**Input data:**
*** Begin section ***

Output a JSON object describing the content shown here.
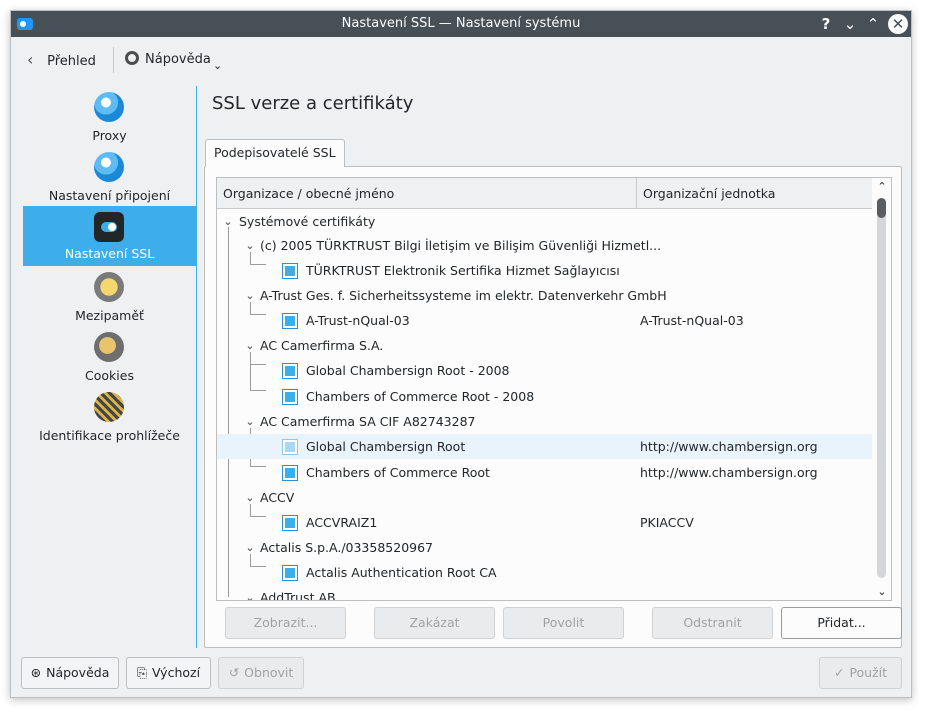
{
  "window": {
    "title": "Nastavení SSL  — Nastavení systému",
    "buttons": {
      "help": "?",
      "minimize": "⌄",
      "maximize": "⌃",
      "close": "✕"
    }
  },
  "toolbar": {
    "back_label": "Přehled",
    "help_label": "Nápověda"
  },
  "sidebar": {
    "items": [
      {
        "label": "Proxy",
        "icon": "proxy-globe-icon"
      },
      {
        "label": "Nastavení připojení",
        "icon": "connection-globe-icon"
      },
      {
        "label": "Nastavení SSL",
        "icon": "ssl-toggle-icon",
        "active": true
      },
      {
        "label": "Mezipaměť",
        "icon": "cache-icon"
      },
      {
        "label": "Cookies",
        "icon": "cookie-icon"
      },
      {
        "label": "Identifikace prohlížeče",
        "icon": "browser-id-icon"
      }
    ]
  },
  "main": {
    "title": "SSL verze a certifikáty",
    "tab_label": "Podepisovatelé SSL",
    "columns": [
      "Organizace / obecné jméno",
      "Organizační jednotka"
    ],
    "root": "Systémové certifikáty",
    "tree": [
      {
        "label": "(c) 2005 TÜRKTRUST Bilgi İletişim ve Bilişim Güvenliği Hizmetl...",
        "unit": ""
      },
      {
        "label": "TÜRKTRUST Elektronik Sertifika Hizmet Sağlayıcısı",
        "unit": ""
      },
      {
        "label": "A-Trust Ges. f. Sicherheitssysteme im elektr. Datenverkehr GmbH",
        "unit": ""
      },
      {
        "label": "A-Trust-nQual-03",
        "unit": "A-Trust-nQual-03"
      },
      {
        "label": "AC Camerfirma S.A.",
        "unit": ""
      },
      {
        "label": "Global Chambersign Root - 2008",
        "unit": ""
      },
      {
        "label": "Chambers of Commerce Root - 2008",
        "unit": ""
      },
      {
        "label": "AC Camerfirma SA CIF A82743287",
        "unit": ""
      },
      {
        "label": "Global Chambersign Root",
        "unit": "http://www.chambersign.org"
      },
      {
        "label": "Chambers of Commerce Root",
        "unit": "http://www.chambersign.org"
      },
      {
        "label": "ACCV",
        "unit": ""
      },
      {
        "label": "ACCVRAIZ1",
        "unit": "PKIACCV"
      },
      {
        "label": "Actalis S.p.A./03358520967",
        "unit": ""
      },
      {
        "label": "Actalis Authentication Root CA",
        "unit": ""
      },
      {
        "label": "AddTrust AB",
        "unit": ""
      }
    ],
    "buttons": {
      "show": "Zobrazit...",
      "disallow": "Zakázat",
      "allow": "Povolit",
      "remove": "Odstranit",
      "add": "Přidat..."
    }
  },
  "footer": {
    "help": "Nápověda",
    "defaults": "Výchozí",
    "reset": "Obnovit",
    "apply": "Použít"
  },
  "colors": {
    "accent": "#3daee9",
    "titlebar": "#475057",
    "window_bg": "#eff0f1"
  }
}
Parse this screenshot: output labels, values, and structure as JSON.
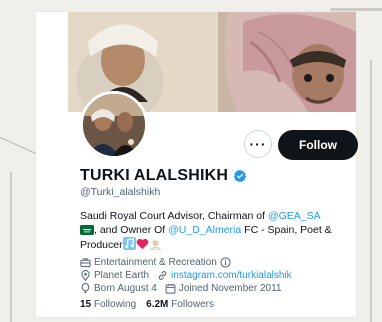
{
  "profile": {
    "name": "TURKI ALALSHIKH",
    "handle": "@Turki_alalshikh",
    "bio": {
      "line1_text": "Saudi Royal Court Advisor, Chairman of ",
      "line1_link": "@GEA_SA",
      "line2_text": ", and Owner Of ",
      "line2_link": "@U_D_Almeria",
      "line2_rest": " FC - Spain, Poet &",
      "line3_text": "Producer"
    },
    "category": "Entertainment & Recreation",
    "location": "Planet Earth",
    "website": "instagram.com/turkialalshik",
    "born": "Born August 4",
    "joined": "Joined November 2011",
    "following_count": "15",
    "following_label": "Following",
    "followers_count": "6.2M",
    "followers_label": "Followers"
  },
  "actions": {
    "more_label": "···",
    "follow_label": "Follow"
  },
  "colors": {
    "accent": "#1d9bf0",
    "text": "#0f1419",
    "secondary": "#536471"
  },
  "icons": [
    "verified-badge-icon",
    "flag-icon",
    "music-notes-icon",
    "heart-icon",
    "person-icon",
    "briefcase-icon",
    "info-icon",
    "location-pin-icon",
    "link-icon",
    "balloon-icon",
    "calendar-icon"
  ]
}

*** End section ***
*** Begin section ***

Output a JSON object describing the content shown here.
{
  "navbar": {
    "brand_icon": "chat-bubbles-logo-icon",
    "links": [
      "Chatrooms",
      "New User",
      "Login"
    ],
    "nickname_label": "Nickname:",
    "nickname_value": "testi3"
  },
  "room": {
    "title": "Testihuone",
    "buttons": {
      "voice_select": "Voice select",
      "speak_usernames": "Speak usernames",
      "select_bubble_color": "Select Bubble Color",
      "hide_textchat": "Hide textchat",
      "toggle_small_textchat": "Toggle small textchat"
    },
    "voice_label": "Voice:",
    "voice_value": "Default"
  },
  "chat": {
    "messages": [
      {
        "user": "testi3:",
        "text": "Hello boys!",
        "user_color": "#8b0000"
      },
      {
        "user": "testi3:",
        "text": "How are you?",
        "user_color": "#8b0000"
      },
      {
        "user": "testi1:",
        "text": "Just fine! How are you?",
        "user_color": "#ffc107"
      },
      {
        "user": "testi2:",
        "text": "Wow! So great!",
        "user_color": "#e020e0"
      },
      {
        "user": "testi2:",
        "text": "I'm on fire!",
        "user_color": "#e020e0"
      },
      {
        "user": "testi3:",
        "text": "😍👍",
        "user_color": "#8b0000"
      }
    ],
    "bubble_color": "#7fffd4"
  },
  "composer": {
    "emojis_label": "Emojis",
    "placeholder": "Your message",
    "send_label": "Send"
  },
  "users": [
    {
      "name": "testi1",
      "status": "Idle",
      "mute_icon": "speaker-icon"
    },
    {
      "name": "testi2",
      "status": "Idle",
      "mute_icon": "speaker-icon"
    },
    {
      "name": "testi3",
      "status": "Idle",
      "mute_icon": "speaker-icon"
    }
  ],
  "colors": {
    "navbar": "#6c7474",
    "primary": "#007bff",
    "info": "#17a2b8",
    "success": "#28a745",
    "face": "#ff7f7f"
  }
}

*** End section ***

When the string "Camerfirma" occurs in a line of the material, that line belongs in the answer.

        "label": "AC Camerfirma S.A.",
        "label": "AC Camerfirma SA CIF A82743287",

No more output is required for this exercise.